I will give conjecture and a brief example from my experience in an attempt to analyze times when humans lose control and explode. One of the points that give rise to danger when dealing with steam is when there exists no pressure relief valve or when it malfunctions. . A similar danger may exist when humans try to bottle up and contain emotions that may produce pressure when not vented.
Just as steam relief valves vent extra pressure, humans have developed means to “let off steam. Two that come to mind are focused physical exertion to bleed off bottled up energy or calmness exercises that are designed to turn down the internal heat that builds stress.
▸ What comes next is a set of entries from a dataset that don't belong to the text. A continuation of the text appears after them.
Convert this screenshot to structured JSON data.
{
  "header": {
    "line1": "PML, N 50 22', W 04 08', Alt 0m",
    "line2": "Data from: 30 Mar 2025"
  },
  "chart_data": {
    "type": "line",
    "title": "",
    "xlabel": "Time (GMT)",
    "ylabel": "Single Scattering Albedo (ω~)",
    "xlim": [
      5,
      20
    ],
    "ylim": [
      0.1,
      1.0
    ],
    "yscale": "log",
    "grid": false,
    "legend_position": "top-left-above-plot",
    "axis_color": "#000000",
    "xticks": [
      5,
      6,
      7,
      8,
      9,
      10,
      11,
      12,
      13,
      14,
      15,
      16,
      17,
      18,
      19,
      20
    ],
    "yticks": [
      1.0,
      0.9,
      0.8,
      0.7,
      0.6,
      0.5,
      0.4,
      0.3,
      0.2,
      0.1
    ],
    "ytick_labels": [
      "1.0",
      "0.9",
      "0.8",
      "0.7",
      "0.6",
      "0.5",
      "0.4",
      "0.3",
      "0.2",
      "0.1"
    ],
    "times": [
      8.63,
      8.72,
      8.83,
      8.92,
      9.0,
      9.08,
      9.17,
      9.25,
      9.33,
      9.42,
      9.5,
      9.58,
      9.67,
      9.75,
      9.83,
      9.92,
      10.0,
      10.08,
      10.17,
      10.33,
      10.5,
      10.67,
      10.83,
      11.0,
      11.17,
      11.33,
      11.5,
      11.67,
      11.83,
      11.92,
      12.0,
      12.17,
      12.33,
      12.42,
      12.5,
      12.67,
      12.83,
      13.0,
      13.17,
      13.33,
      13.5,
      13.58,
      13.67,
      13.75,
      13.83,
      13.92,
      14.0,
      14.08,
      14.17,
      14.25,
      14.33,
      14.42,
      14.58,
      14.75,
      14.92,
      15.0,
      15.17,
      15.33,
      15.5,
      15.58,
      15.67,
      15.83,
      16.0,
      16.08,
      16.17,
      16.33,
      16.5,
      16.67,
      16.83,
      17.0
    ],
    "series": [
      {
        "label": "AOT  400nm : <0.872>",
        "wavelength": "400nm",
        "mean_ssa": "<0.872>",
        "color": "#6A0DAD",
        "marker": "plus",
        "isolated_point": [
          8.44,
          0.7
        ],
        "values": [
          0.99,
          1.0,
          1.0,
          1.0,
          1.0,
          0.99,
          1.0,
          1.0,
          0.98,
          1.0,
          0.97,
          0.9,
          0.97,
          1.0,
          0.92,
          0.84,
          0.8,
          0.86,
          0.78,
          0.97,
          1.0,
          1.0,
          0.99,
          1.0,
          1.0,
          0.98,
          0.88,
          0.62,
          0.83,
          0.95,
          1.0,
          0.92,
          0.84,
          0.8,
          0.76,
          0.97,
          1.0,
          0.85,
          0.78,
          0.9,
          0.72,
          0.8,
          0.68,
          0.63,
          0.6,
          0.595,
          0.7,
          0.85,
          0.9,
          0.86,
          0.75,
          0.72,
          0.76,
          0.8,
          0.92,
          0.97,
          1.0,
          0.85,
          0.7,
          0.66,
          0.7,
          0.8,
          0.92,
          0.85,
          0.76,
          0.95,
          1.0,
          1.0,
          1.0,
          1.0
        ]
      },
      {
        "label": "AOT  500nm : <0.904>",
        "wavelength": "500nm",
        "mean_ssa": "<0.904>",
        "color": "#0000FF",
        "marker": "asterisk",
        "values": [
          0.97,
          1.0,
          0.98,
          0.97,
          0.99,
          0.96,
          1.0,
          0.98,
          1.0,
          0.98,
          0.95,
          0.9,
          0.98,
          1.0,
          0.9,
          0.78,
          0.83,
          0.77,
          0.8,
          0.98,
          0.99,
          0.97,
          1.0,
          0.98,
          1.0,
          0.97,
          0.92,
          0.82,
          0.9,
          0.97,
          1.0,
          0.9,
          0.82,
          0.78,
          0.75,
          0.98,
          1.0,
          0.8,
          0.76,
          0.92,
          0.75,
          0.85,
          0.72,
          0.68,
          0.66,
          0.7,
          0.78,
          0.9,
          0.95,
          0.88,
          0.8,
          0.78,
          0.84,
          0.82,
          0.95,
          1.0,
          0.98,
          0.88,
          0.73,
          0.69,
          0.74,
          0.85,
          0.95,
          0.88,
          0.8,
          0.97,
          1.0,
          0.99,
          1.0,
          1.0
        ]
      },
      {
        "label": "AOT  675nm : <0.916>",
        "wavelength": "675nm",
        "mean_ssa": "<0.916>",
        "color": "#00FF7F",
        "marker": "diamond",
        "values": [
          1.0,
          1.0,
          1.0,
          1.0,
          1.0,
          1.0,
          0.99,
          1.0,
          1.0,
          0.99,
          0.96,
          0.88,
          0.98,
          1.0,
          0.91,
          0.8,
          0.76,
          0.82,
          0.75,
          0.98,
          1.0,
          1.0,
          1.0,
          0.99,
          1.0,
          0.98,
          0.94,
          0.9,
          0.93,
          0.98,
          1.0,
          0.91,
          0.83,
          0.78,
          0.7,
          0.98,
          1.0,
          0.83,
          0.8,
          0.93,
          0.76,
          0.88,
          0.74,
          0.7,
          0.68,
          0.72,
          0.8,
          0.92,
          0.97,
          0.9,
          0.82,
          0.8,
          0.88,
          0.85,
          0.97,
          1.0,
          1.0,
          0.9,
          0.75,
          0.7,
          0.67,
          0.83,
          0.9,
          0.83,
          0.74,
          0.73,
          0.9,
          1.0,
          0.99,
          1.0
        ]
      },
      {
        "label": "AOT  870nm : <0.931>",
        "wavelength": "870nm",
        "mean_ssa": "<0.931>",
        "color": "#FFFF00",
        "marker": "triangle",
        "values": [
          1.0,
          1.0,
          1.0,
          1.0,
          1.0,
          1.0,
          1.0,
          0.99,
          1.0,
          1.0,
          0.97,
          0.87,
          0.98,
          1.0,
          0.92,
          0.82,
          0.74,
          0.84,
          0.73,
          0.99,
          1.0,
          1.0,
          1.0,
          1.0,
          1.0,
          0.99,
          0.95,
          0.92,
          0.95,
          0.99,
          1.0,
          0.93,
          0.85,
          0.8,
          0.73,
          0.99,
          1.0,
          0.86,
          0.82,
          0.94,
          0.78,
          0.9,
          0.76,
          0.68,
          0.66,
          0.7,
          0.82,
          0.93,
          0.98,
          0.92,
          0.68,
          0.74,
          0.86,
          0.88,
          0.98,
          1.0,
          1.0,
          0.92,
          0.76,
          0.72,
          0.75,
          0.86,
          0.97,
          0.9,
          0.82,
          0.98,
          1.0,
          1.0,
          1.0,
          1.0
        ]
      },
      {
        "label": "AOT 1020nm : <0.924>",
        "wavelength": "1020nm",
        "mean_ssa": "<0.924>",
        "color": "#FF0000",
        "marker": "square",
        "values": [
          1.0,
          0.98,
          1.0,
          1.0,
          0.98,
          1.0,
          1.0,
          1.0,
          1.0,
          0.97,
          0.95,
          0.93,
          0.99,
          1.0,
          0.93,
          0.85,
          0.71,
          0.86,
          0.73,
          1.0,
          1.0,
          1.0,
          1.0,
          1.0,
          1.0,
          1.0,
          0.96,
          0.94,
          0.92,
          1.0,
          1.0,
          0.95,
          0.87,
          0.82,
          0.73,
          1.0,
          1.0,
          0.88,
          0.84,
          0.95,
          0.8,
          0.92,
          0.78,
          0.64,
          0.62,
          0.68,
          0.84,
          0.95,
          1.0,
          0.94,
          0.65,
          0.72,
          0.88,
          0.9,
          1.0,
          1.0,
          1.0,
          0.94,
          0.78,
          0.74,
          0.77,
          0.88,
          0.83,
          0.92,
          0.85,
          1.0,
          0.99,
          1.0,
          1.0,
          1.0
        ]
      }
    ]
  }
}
When these exercises are not in place or somehow not working, the danger of a human explosion comes to bear.
Like steam pipes that have gauges reading pressure and providing alerts that should be heeded, humans would do well to monitor their state in order to intervene upon an approaching angry outburst. Unfortunately human gauges are not as easy to read as mechanical ones. But usually with practice and helpful feedback, it may be possible to detect impending problems based upon precursor events unfolding. Of course, this assumes that a person is looking to curb violent outbursts. If they are not, it may pay those nearby to attend to reading the signs of looming pressure buildup so they may take appropriate evasive maneuvers. I hope that if I was near a pressure cooker that was showing sign s of going off, I could prepare an exit.
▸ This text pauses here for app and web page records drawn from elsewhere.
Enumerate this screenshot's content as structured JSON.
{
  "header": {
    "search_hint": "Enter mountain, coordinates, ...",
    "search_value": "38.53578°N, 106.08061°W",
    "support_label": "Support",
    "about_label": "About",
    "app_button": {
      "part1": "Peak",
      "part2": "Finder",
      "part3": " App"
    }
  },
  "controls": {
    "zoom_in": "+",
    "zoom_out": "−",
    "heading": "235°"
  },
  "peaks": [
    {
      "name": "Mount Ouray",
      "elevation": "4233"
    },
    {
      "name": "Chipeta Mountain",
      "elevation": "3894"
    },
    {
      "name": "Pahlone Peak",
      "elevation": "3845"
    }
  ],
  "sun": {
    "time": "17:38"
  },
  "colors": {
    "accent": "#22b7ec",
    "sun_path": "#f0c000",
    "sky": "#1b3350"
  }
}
On incident that comes to mind, when I took this action occurred during a bout of cabin fever while living in rural Arkansas. I was not aware that being cooped up all winter can place inevitable pressure on human relations. I, Willow and her two kids had spent the whole winter cooped up with no electricity, no indoor plumbing, nor running water, and our only source of heat was a wood cook stove. There was certain romantic charm spending a winter in this gorgeous natural setting. However, probably neither of us regularly had pressure outlets, nor were we familiar with detecting coming flare-ups. One morning the pressure erupted.
My custom was to rise early, make a fire, and prepare a pot of coffee. Usually, I would sit enjoying my coffee, while waiting for Willow to arise and have breakfast and launch the kids off to school. One morning, Willow awoke in an agitated state. A heated discussion ensued. I remained in my chair holding my cup. At some point Willow placed her hand on my shoulder and started shaking it to make a point. She was unaware that her jerking my shoulder was spilling hot coffee on my wrist. I was suffering burns. When I exploded, I flicked the remainder of my cup up at her. It covered the front of her blouse. Fortunately she was not burned, but her pressure also reached explosive state.
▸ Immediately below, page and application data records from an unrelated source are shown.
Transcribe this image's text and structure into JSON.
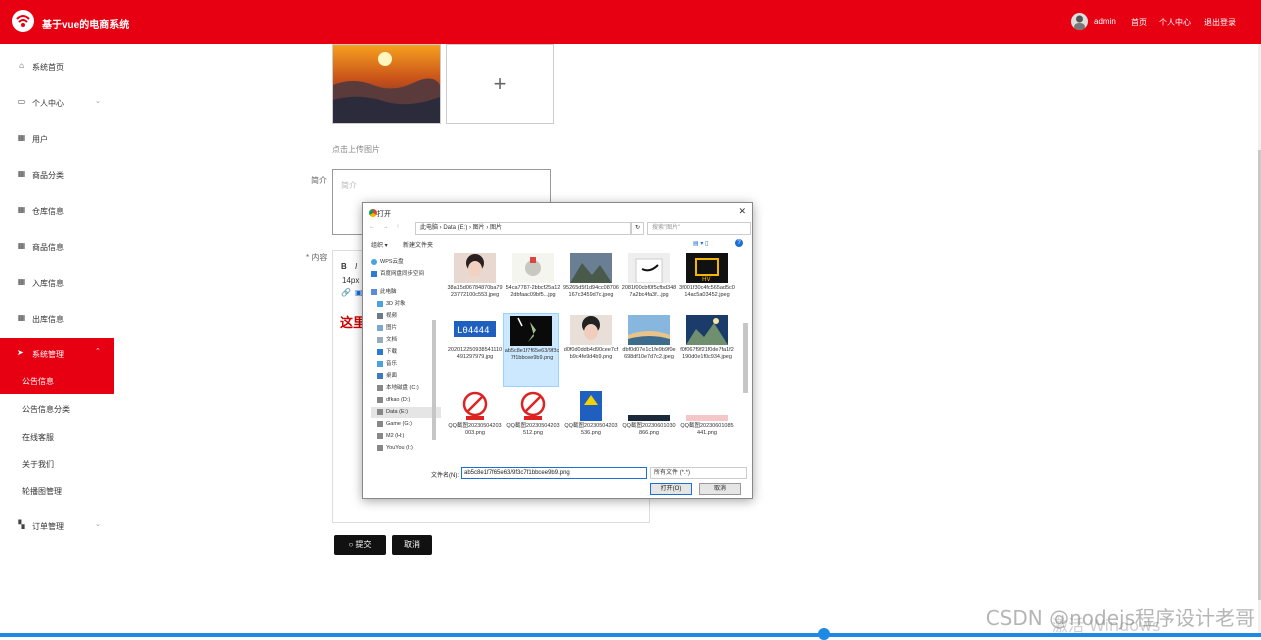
{
  "header": {
    "brand": "基于vue的电商系统",
    "username": "admin",
    "links": [
      "首页",
      "个人中心",
      "退出登录"
    ]
  },
  "sidebar": {
    "items": [
      {
        "label": "系统首页",
        "icon": "home-icon"
      },
      {
        "label": "个人中心",
        "icon": "profile-icon"
      },
      {
        "label": "用户",
        "icon": "grid-icon"
      },
      {
        "label": "商品分类",
        "icon": "grid-icon"
      },
      {
        "label": "仓库信息",
        "icon": "grid-icon"
      },
      {
        "label": "商品信息",
        "icon": "grid-icon"
      },
      {
        "label": "入库信息",
        "icon": "grid-icon"
      },
      {
        "label": "出库信息",
        "icon": "grid-icon"
      },
      {
        "label": "系统管理",
        "icon": "send-icon"
      }
    ],
    "sub_items": [
      "公告信息",
      "公告信息分类",
      "在线客服",
      "关于我们",
      "轮播图管理"
    ],
    "bottom_item": "订单管理"
  },
  "form": {
    "upload_caption": "点击上传图片",
    "intro_label": "简介",
    "intro_placeholder": "简介",
    "content_label": "* 内容",
    "editor_bold": "B",
    "editor_italic": "I",
    "editor_size": "14px",
    "editor_red_text": "这里",
    "submit_label": "提交",
    "cancel_label": "取消"
  },
  "dialog": {
    "title": "打开",
    "address": "此电脑 › Data (E:) › 图片 › 图片",
    "search_placeholder": "搜索\"图片\"",
    "organize": "组织 ▾",
    "new_folder": "新建文件夹",
    "nav": [
      "WPS云盘",
      "百度网盘同步空间",
      "此电脑",
      "3D 对象",
      "视频",
      "图片",
      "文档",
      "下载",
      "音乐",
      "桌面",
      "本地磁盘 (C:)",
      "dfkao (D:)",
      "Data (E:)",
      "Game (G:)",
      "M2 (H:)",
      "YouYou (I:)"
    ],
    "files": [
      "38a15d06784870ba7923772100c553.jpeg",
      "54ca7787-2bbcf25a122dbfaac09bf5...jpg",
      "95265d5f1d94cc08706167c3459d7c.jpeg",
      "2081f00cbf0f5cfbd3487a2bc4fa3f...jpg",
      "3f001f30c4fc565ad5c014ac5a03452.jpeg",
      "202012250938541110491297979.jpg",
      "ab5c8e1f7f65e63/9f3c7f1bbcee9b9.png",
      "d0f0d0ddb4d90cee7cfb9c4fe9d4b9.png",
      "dbf0d07e1c1fe9b9f0e698df10e7d7c2.jpeg",
      "f0f067f9f21f0de7fa1f2190d0e1f0c934.jpeg",
      "QQ截图20230504203003.png",
      "QQ截图20230504203512.png",
      "QQ截图20230504203536.png",
      "QQ截图20230601030866.png",
      "QQ截图20230601085441.png"
    ],
    "filename_label": "文件名(N):",
    "filename_value": "ab5c8e1f7f65e63/9f3c7f1bbcee9b9.png",
    "filetype_value": "所有文件 (*.*)",
    "open_label": "打开(O)",
    "cancel_label": "取消"
  },
  "watermark": "CSDN @nodejs程序设计老哥",
  "activation_text": "激活 Windows"
}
Willow went over to the stove, picked up the whole pot of coffee and headed back to my chair. I saw her coming and detected a fit of anger in her stance. I sensed danger and automatically rose up and knocked the pot out of her hands and onto the floor. I rushed to her side and grabbed her in a bear hug, lifted her off the floor and carried her outside. There I remained in an embrace afraid if I let her go , we may start swinging at each other. In a few moments, pressure seemed eased, and I asked,, “If I let you go, can I go inside and get a few things, so I can get away for a day or so?” She agreed. Hastily, I gathered a small pack and walked down the road. Besides the small burns on my wrist, injury had been avoided. We both learned the necessity of not letting pressures build to unsafe levels. To this day, memory of that event provides me with an example of what may occur should I not attend to my pressure gauges.